===== Records to process =====

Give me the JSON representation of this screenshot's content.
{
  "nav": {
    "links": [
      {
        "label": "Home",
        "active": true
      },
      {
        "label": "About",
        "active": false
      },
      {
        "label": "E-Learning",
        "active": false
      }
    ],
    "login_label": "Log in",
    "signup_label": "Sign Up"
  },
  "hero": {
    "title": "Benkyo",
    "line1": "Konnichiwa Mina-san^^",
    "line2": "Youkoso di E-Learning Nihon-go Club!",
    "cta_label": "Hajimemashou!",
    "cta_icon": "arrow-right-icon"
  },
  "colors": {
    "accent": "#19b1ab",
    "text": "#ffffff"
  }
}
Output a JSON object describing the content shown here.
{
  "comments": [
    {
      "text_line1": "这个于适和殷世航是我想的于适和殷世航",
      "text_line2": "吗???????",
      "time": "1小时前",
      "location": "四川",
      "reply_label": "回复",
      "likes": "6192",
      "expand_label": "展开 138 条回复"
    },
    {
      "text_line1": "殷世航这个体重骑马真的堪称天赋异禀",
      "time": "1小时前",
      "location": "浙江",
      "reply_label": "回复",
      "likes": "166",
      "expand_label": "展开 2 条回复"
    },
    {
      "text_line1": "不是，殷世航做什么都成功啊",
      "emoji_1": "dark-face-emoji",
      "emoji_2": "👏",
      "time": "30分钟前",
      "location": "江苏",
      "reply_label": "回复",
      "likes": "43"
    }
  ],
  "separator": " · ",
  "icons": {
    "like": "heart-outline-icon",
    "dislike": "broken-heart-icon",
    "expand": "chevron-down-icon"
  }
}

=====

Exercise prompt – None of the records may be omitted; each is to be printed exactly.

Result of the task –
Give me the JSON representation of this screenshot's content.
{
  "nav": {
    "links": [
      {
        "label": "Home",
        "active": true
      },
      {
        "label": "About",
        "active": false
      },
      {
        "label": "E-Learning",
        "active": false
      }
    ],
    "login_label": "Log in",
    "signup_label": "Sign Up"
  },
  "hero": {
    "title": "Benkyo",
    "line1": "Konnichiwa Mina-san^^",
    "line2": "Youkoso di E-Learning Nihon-go Club!",
    "cta_label": "Hajimemashou!",
    "cta_icon": "arrow-right-icon"
  },
  "colors": {
    "accent": "#19b1ab",
    "text": "#ffffff"
  }
}
Output a JSON object describing the content shown here.
{
  "comments": [
    {
      "text_line1": "这个于适和殷世航是我想的于适和殷世航",
      "text_line2": "吗???????",
      "time": "1小时前",
      "location": "四川",
      "reply_label": "回复",
      "likes": "6192",
      "expand_label": "展开 138 条回复"
    },
    {
      "text_line1": "殷世航这个体重骑马真的堪称天赋异禀",
      "time": "1小时前",
      "location": "浙江",
      "reply_label": "回复",
      "likes": "166",
      "expand_label": "展开 2 条回复"
    },
    {
      "text_line1": "不是，殷世航做什么都成功啊",
      "emoji_1": "dark-face-emoji",
      "emoji_2": "👏",
      "time": "30分钟前",
      "location": "江苏",
      "reply_label": "回复",
      "likes": "43"
    }
  ],
  "separator": " · ",
  "icons": {
    "like": "heart-outline-icon",
    "dislike": "broken-heart-icon",
    "expand": "chevron-down-icon"
  }
}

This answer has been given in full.